Exercise aim: Among the records that follow, how many lines contain the word "LCTX"? Give the number and no other words.

Data excerpts:

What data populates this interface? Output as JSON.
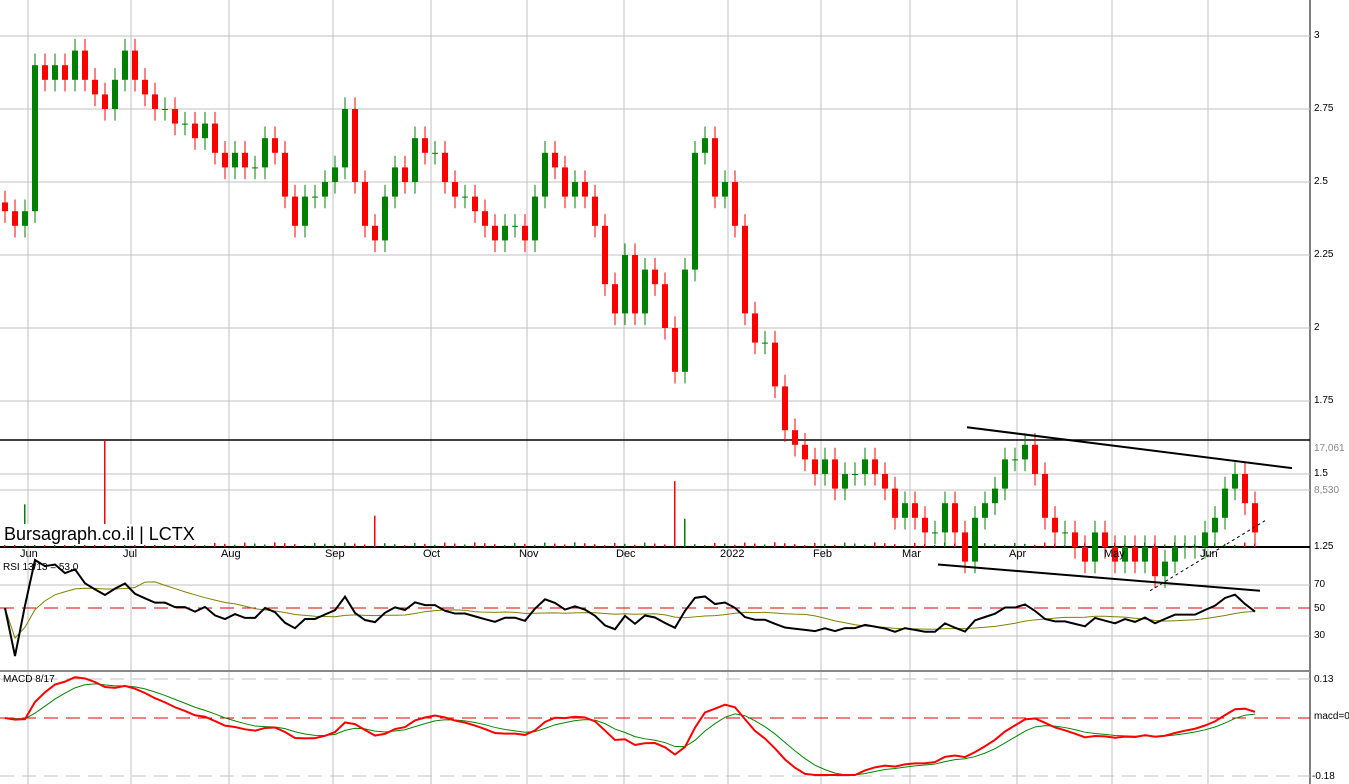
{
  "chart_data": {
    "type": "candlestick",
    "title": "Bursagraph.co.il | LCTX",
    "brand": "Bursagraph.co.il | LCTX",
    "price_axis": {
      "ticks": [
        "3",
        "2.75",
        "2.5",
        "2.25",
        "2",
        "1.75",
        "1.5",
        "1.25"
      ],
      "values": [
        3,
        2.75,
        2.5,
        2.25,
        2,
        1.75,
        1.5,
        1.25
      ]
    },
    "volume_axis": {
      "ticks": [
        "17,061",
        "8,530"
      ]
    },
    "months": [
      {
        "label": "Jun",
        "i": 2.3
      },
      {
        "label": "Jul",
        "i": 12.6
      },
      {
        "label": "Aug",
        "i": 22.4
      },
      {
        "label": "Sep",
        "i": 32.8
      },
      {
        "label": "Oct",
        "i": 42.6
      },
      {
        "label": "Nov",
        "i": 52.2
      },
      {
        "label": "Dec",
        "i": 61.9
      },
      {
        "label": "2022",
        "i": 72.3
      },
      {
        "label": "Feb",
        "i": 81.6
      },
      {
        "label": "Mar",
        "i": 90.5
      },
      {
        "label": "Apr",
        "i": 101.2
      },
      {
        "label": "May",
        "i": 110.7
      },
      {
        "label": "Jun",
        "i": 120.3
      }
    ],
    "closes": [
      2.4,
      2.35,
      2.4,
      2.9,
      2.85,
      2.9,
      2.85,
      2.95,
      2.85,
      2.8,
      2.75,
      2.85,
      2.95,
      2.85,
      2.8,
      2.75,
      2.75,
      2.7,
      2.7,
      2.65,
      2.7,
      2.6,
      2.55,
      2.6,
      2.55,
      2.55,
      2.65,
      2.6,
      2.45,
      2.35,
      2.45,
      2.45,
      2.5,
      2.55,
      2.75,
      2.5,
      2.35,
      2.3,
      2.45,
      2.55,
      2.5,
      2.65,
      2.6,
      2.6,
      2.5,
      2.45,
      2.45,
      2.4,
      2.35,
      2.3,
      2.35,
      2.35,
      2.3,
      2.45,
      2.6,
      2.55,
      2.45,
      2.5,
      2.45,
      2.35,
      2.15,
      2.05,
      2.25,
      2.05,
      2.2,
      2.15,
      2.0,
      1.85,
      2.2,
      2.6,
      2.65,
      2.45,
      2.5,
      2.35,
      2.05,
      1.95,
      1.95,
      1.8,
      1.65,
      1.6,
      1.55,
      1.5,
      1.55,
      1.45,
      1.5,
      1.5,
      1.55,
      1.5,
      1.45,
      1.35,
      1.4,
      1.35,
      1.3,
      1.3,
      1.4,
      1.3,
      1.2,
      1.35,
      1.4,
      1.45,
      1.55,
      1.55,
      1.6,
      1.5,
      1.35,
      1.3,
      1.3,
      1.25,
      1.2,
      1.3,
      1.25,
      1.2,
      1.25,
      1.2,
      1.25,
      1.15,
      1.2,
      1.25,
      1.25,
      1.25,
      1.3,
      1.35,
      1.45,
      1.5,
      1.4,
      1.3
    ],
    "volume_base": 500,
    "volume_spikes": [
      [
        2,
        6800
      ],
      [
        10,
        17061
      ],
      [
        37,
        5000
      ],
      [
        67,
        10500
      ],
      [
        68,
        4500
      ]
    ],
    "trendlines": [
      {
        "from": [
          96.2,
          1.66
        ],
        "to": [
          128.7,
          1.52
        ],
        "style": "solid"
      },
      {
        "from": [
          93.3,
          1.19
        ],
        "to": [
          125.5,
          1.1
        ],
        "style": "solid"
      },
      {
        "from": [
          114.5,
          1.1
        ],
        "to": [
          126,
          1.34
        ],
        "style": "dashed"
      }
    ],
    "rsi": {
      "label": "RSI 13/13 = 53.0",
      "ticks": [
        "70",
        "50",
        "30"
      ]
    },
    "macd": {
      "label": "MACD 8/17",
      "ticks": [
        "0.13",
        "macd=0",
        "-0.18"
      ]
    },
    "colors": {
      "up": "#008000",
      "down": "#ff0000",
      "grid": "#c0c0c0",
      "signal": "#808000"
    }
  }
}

The completed task: 2